The car is not a powerhouse--with just 106 horsepower and 103 lb.-ft. of torque from a liter and a half, but the car is not slug-like. I was fortunate to be given a Lagoon Blue Mica SE model with manual five speed--the sportiest version. You can also get the basic L or the volume LE model, which has more of the features folks want--like power windows. It's interesting to me that you can get the more fun five-speed manual (should be a six) with only the base L (for cost) or the SE (for sport) but the LE, which is surely the volume model, comes only with a four-speed automatic. Toyota knows the American market.

The price-leading L starts at just $14,875 (including shipping). My SE came to $17,340--with no extra options.

But who needs them? The SE has a leather wheel and shift knob, a decent sound system, Bluetooth connectivity for your phone (although the pairing method was a bit difficult to understand). It's also bristling with safety equipment (9 airbags) and has front and rear disc brakes, a body kit, 16-inch alloy wheels, and more.

You don't get everything in this level of car--no heated seats, the power window doesn't go up with one touch, and the center console looked and felt cheap. But it was actually fun to zip around in the car, and it delivered 33.1 miles per gallon--right what the EPA says it should (30 City, 38 Highway, 33 Average).

I had a chance to park my tester next to my friend Chris' last generation model. You can really see the difference.

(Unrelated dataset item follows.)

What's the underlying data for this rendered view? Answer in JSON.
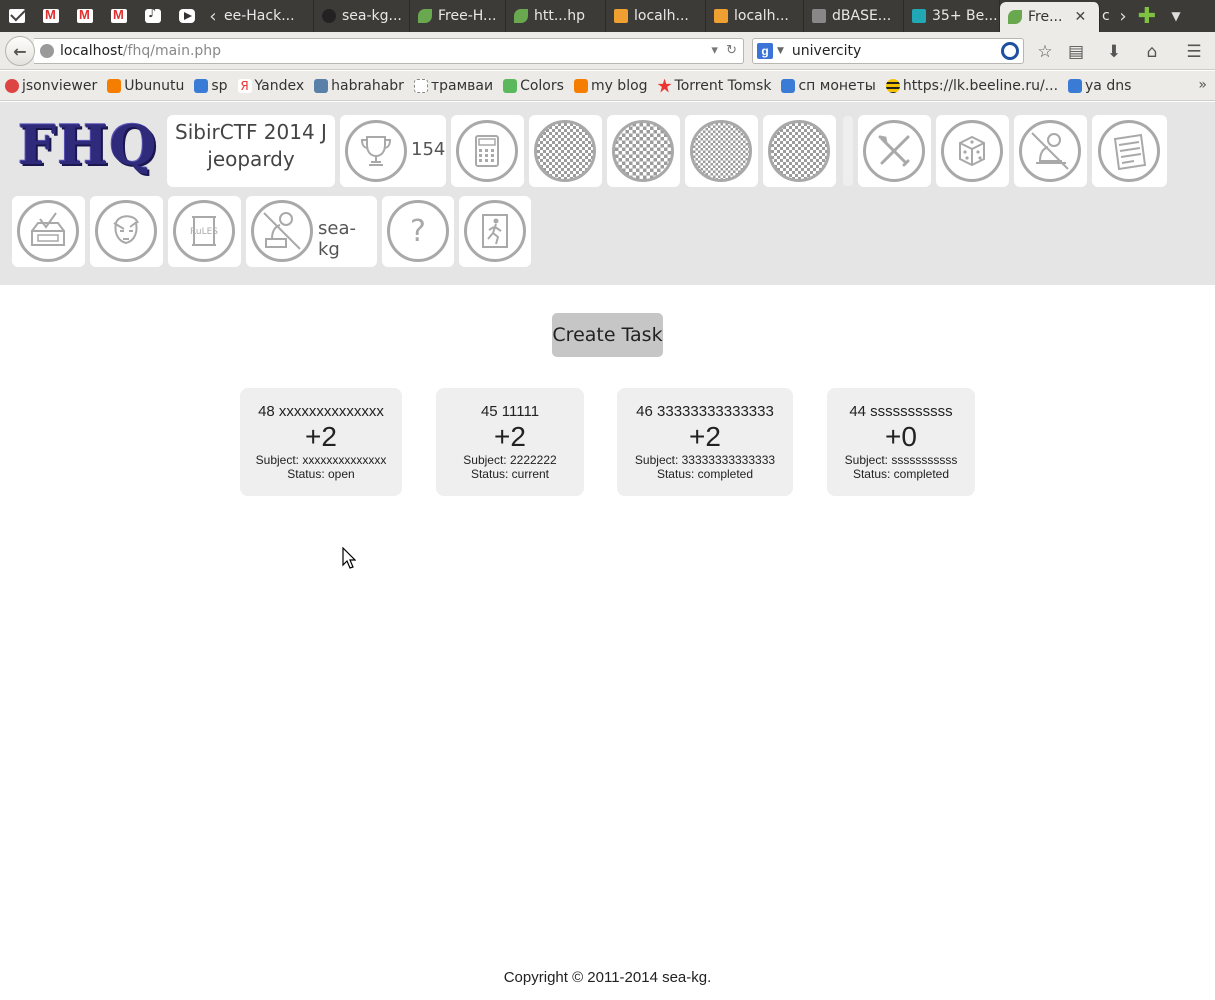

With gas hitting $4.30 for regular, little cars are going to be big again, and the Yaris is a better way to go in 2012.